Roughly two years ago, I invited faculty, staff, and administrators working with developmental education students to start attending bi-weekly meetings to better understand what asset-based pedagogies were and how they might support our interactions with our students. We called this committee T.E.A.M. (Transitional Education through Affective Methodologies). Approximately 19 people attended each of our meetings. After spending nearly a year together our work took a turn. It was the end of the spring semester and, as we always did, we opened up our meeting with check-ins—a ritual where every individual in the space could share their personal reflections related to how they were feeling physically, intellectually, emotionally, and share any needs they hoped the group could provide. During this particular check-in, almost every T.E.A.M. member shared a story of exhaustion, pain, and burn-out. We knew that we had to turn our gaze away from the students and towards ourselves. We knew that we could not survive under the existing conditions that were burning us all out.
For one year, about twelve of the original 19 members dedicated two-hours every other week, to T.E.A.M. During our time together we focused on three areas related to collective care: breaking bread, engaging in healing practices, and political education.

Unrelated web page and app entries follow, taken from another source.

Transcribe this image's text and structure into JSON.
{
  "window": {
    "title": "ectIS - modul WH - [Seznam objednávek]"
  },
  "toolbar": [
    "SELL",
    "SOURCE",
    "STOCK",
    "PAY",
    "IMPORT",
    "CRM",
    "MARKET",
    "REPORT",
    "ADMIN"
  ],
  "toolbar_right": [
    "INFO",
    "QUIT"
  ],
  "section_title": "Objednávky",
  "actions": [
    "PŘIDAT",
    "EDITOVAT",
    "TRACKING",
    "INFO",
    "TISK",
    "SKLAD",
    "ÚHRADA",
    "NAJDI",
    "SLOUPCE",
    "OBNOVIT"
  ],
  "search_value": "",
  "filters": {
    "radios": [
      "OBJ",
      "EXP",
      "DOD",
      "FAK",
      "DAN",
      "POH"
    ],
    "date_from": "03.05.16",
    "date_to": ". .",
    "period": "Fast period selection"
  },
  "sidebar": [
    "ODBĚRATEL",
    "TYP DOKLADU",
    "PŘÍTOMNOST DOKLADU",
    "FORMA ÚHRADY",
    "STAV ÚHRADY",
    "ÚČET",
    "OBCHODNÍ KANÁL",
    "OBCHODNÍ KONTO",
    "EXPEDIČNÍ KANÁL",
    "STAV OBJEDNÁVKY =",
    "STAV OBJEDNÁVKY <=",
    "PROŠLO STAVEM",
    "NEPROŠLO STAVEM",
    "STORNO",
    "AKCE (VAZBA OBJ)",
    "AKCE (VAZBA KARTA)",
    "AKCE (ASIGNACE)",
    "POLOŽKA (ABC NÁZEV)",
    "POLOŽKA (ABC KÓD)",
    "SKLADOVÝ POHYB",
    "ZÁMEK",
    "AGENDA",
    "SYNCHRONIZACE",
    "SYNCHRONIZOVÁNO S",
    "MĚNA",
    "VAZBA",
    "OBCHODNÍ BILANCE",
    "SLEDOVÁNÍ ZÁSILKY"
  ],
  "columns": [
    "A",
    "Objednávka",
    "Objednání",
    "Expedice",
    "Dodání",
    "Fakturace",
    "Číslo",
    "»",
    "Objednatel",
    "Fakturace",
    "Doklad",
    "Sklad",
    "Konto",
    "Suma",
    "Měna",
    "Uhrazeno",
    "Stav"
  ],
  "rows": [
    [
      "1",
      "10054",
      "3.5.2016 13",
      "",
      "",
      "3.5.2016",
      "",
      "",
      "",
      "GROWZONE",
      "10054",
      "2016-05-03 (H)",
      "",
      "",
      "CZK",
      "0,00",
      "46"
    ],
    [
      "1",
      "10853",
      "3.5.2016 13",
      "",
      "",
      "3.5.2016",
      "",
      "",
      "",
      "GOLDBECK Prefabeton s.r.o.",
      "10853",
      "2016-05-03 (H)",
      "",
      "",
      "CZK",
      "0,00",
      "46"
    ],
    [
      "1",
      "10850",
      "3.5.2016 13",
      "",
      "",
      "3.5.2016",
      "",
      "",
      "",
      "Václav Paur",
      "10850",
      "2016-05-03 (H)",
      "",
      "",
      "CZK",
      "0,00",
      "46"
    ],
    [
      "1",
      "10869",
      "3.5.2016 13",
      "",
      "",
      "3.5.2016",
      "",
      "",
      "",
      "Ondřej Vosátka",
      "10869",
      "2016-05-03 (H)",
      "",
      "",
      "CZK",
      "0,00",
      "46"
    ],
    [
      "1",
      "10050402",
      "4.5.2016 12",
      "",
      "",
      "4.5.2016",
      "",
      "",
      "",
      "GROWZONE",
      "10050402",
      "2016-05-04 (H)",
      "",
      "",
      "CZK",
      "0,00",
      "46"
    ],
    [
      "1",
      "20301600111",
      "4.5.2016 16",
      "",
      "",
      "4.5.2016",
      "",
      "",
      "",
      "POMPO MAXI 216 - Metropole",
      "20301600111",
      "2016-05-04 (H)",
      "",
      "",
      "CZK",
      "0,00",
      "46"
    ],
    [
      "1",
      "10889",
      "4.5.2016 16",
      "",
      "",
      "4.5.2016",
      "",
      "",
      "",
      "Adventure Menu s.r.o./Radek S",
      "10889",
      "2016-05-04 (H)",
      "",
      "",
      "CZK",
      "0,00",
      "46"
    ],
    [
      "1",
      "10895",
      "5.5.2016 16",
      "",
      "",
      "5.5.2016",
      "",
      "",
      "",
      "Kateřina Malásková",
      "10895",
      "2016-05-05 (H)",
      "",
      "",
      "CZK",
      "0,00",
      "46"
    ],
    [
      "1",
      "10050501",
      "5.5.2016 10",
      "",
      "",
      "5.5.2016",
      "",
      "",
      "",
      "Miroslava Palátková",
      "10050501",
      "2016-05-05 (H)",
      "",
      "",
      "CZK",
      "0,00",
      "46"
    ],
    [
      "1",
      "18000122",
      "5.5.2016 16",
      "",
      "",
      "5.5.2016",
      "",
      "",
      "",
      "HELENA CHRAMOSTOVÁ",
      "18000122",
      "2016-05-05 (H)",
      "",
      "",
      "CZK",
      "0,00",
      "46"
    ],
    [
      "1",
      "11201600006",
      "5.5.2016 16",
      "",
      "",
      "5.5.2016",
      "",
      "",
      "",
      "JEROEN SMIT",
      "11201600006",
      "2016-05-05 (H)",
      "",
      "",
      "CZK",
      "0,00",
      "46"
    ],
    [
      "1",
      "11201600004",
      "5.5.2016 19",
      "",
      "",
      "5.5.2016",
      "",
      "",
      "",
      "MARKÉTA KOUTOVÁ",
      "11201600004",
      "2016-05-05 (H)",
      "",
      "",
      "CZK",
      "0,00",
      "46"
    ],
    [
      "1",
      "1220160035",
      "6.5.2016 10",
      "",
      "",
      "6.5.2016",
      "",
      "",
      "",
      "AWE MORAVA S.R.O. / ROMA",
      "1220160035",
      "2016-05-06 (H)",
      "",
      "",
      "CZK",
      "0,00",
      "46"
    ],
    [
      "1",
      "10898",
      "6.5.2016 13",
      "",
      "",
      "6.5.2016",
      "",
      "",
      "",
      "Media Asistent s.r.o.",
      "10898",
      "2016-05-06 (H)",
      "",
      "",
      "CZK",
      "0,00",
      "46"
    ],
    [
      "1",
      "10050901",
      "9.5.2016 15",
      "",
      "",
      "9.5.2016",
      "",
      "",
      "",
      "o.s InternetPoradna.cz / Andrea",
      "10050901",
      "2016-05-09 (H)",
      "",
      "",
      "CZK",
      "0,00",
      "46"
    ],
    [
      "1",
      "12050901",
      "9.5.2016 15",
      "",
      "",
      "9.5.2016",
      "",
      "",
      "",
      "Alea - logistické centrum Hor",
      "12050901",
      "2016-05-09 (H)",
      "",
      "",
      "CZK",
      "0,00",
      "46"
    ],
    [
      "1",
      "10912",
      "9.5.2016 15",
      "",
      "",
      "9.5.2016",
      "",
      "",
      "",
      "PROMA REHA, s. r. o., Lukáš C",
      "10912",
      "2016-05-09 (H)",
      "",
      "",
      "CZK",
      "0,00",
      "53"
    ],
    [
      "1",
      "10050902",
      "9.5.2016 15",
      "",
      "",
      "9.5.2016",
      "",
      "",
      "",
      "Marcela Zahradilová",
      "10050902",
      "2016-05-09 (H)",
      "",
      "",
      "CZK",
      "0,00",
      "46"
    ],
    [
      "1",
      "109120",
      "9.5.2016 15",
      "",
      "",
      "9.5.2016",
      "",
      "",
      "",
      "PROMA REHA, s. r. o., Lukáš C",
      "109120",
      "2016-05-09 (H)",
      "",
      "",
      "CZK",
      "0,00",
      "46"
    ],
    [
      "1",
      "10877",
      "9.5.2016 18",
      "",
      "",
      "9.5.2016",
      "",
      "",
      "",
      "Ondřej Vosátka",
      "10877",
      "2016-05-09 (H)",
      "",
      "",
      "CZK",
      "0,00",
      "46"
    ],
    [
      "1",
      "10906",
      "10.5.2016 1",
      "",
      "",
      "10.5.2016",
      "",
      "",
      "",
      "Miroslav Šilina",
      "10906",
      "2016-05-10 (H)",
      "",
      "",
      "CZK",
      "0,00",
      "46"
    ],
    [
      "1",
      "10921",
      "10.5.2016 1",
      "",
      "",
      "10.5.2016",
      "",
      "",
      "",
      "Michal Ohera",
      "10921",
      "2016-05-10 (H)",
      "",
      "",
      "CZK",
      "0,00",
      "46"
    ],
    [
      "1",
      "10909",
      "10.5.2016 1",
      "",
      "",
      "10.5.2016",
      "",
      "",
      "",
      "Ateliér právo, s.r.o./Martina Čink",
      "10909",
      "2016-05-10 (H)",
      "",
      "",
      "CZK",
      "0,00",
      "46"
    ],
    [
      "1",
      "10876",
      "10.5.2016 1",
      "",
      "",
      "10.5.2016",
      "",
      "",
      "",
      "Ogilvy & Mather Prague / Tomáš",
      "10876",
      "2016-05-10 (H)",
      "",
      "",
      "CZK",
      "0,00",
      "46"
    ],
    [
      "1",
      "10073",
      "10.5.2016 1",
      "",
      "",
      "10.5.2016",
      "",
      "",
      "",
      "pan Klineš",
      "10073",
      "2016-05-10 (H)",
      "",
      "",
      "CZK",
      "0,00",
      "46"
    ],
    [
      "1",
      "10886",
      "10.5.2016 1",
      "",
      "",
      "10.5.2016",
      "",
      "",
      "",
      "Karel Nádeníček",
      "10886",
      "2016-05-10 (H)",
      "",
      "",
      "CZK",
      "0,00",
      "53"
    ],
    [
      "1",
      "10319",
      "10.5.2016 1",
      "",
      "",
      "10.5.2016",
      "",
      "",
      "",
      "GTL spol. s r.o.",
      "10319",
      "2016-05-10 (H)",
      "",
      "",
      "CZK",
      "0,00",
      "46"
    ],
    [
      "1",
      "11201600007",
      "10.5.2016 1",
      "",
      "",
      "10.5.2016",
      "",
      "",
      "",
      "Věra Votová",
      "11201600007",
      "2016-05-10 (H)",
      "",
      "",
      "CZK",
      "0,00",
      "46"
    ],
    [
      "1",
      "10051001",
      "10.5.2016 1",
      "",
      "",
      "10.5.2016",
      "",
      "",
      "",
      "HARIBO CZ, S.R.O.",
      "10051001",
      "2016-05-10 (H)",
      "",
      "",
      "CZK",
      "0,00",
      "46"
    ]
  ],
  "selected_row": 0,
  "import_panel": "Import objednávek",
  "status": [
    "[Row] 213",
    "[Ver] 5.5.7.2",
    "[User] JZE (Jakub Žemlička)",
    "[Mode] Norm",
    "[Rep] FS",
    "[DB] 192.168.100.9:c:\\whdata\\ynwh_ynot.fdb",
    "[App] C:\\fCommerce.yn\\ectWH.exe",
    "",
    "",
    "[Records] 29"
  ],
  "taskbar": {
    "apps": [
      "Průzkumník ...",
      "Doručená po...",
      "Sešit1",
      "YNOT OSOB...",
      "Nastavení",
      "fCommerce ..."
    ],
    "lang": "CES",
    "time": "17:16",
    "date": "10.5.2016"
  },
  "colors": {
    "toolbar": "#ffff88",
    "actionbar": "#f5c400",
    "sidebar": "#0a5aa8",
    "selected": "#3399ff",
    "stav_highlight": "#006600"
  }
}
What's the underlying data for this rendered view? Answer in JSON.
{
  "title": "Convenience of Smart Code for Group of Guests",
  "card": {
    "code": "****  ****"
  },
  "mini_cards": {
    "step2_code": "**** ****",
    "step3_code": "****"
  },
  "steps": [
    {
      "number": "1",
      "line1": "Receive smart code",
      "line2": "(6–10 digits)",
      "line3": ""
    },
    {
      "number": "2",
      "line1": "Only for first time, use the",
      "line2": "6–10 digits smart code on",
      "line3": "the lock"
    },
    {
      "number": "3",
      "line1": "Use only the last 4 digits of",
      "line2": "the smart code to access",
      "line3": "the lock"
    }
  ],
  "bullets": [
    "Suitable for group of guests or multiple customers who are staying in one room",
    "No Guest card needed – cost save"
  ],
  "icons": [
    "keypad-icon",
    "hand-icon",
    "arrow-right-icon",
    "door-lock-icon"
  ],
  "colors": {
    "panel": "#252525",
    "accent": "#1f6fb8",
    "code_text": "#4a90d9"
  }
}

These acts of collective care represent "an extended family, where members are intimately connected and routinely perform acts of compassion on behalf of one another" (Dockray, 2017, para 12).While these healing-centered collective care efforts were used for our own well-being, they seemed to impact how we interacted with students, supporting this paper's claim that if we care for each other more we will, as a result, have a stronger capacity to care better for our students. At the conclusion of T.E.A.M., one member wrote "Students come to us (as we may come to work) with many life experiences, both positive and negative, that shape their learning and development. T.E.A.M. allowed us to learn about how to support students and provide them a space to name and frame their experiences" (end of semester reflection, May 2019). Here, we see the symbiotic nature of T.E.A.M—both as a space for us to focus on ourselves, but while doing so we were also focusing on our students.